Dataset rows describing interfaces:
..............................
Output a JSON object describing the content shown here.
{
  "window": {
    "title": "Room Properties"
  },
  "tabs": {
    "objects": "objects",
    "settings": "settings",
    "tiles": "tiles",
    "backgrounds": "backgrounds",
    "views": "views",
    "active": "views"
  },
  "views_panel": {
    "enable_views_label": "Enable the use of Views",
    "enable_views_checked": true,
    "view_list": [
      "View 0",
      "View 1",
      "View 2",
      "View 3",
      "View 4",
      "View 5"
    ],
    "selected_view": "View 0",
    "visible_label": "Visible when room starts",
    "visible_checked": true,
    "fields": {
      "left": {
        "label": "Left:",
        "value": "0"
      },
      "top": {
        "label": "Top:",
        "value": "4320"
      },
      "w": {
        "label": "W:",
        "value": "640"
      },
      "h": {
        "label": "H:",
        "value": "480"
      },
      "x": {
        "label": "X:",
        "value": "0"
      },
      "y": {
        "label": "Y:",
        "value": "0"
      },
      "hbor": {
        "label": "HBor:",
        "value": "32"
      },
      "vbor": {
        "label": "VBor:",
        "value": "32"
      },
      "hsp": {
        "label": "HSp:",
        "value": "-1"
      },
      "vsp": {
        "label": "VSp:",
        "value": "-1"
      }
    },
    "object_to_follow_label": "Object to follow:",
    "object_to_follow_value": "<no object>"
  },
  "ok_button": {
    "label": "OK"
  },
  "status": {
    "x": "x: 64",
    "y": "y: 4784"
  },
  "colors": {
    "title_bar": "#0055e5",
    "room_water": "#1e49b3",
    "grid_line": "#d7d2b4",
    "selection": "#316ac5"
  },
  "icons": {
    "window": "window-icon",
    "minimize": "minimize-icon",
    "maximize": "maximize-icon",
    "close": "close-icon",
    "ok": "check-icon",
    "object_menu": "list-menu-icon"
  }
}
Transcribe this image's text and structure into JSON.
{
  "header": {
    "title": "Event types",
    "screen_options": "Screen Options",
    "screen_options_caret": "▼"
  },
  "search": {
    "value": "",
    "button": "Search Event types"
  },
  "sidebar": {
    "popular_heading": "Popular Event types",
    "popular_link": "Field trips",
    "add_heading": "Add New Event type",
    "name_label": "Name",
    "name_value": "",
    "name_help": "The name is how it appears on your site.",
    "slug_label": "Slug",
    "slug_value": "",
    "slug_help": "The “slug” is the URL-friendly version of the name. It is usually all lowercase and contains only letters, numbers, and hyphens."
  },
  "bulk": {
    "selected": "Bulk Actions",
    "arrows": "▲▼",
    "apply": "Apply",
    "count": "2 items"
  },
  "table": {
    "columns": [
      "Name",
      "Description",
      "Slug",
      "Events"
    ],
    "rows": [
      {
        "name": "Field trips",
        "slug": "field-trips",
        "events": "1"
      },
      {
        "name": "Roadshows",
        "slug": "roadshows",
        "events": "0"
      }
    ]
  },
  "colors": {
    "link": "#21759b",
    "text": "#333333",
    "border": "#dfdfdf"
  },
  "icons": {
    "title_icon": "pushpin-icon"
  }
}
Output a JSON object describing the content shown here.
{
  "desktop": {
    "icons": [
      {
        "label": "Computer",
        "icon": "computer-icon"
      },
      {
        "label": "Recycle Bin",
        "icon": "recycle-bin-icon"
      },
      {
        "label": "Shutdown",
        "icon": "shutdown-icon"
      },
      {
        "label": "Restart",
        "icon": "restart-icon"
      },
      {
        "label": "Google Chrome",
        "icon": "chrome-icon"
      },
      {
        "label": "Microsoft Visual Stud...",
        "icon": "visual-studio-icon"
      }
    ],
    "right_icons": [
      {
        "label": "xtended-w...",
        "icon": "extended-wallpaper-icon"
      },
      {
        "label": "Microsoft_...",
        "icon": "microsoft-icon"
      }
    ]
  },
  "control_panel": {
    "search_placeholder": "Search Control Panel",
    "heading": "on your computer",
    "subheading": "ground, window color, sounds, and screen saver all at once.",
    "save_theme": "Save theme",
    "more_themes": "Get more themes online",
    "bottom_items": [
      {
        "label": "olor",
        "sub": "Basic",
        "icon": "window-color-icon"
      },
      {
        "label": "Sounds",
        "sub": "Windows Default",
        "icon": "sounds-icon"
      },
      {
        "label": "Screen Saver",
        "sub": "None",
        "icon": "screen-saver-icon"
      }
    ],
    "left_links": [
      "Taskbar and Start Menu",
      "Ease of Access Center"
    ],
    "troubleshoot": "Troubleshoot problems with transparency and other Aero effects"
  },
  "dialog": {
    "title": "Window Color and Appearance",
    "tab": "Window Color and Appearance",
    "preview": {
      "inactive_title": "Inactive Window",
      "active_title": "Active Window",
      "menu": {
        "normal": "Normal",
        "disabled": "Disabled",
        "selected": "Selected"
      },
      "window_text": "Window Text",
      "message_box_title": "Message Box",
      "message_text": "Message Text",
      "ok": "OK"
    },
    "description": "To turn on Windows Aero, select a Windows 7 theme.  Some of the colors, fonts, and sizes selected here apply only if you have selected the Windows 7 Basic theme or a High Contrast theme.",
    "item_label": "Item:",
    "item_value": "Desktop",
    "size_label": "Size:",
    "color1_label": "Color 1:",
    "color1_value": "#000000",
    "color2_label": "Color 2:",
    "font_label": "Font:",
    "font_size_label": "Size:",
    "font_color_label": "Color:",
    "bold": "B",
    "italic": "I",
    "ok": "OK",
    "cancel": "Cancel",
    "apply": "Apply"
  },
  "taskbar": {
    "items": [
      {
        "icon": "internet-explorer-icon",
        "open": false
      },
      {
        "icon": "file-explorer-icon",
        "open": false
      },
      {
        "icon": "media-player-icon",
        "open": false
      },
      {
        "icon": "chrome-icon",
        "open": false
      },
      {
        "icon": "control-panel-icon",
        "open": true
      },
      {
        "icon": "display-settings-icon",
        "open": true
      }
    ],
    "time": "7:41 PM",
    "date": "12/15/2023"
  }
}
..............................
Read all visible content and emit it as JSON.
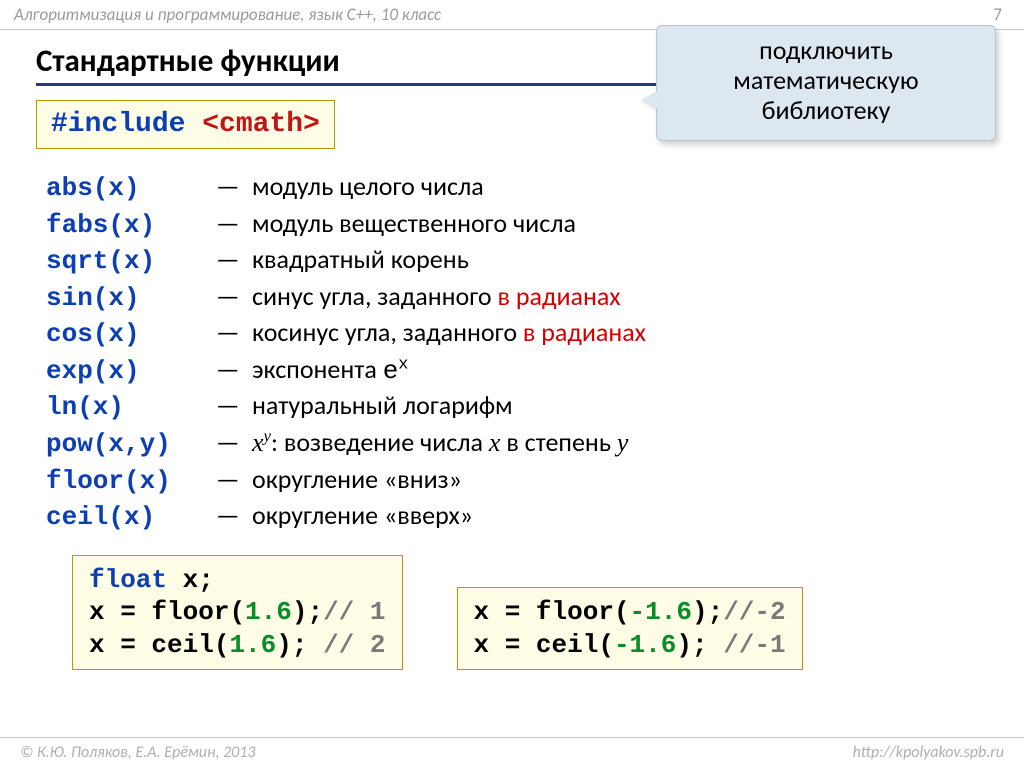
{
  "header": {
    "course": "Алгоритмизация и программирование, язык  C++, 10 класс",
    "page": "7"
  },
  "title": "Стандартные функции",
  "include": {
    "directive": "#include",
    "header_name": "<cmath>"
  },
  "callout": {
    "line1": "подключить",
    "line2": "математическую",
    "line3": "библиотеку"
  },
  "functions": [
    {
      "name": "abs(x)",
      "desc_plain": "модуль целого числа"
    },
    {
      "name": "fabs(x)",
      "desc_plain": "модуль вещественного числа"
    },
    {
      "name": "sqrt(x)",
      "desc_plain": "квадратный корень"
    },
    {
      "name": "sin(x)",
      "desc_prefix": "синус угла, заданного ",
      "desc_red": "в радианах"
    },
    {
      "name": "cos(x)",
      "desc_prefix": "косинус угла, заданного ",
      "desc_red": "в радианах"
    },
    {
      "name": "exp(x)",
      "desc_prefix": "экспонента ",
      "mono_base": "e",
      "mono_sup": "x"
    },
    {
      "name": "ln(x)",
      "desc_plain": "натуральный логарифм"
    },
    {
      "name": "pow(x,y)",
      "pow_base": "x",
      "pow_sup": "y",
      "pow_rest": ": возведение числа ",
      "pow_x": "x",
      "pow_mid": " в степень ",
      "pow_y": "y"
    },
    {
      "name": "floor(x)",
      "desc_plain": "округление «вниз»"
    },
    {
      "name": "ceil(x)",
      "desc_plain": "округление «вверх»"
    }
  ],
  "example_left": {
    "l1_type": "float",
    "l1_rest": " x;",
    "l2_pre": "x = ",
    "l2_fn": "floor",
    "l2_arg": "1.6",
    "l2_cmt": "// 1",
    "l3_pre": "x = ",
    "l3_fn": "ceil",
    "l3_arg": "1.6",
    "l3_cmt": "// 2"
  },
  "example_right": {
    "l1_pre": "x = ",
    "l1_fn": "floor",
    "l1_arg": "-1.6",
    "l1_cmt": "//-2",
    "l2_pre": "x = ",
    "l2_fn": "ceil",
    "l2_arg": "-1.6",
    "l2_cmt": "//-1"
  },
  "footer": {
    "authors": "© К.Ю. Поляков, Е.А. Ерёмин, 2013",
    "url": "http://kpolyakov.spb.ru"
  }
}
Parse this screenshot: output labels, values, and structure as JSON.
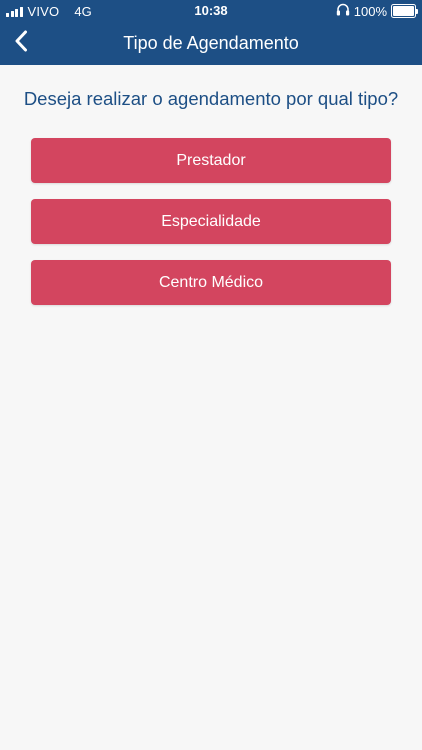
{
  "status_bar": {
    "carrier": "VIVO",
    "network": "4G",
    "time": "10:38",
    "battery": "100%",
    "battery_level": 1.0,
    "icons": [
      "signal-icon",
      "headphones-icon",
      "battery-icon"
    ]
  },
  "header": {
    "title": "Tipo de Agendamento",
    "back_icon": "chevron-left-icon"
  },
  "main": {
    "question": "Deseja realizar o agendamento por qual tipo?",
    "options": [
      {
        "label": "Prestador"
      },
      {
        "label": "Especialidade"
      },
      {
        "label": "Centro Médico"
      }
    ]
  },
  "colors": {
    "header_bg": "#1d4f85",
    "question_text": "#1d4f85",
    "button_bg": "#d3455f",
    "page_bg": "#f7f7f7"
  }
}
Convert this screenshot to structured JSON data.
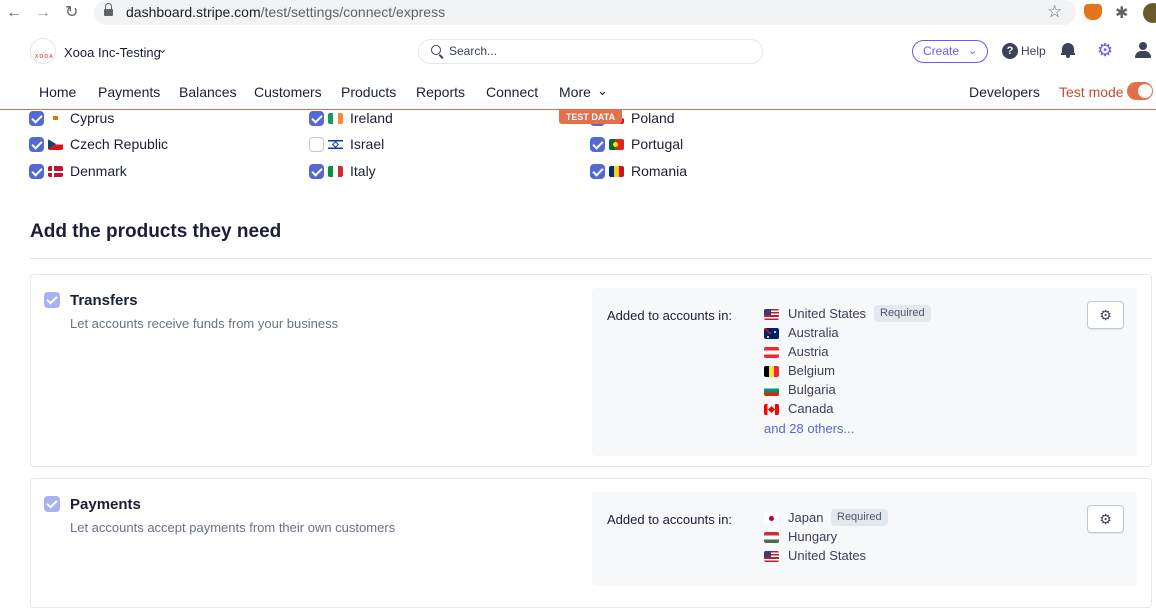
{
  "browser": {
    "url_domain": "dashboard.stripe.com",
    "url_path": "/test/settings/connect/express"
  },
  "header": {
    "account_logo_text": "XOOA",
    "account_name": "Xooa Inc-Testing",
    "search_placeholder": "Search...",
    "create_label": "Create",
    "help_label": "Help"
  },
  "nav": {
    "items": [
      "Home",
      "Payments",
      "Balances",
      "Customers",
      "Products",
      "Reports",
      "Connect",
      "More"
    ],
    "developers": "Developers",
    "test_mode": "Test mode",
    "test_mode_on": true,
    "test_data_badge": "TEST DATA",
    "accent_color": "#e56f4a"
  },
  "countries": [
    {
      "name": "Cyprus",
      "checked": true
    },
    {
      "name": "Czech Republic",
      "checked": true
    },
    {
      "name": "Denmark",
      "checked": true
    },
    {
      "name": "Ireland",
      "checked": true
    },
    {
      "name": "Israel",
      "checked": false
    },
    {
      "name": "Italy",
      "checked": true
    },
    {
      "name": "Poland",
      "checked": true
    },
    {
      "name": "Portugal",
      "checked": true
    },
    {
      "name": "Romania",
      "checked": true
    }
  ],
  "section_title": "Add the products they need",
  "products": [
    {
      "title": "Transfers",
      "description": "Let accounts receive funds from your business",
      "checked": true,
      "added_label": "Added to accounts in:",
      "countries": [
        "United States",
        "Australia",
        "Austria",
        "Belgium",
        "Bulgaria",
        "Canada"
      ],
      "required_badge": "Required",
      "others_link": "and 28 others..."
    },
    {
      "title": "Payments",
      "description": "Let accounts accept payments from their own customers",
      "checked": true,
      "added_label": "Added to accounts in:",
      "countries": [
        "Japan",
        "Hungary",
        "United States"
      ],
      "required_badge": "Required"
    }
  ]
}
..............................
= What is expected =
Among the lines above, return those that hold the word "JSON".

= Written solution =
Output a JSON object describing the content shown here.
Transcribe this image's text and structure into JSON.
Output a JSON object describing the content shown here.
Read all visible content and emit it as JSON.
Parse this screenshot: output labels, values, and structure as JSON.
Convert this screenshot to structured JSON data.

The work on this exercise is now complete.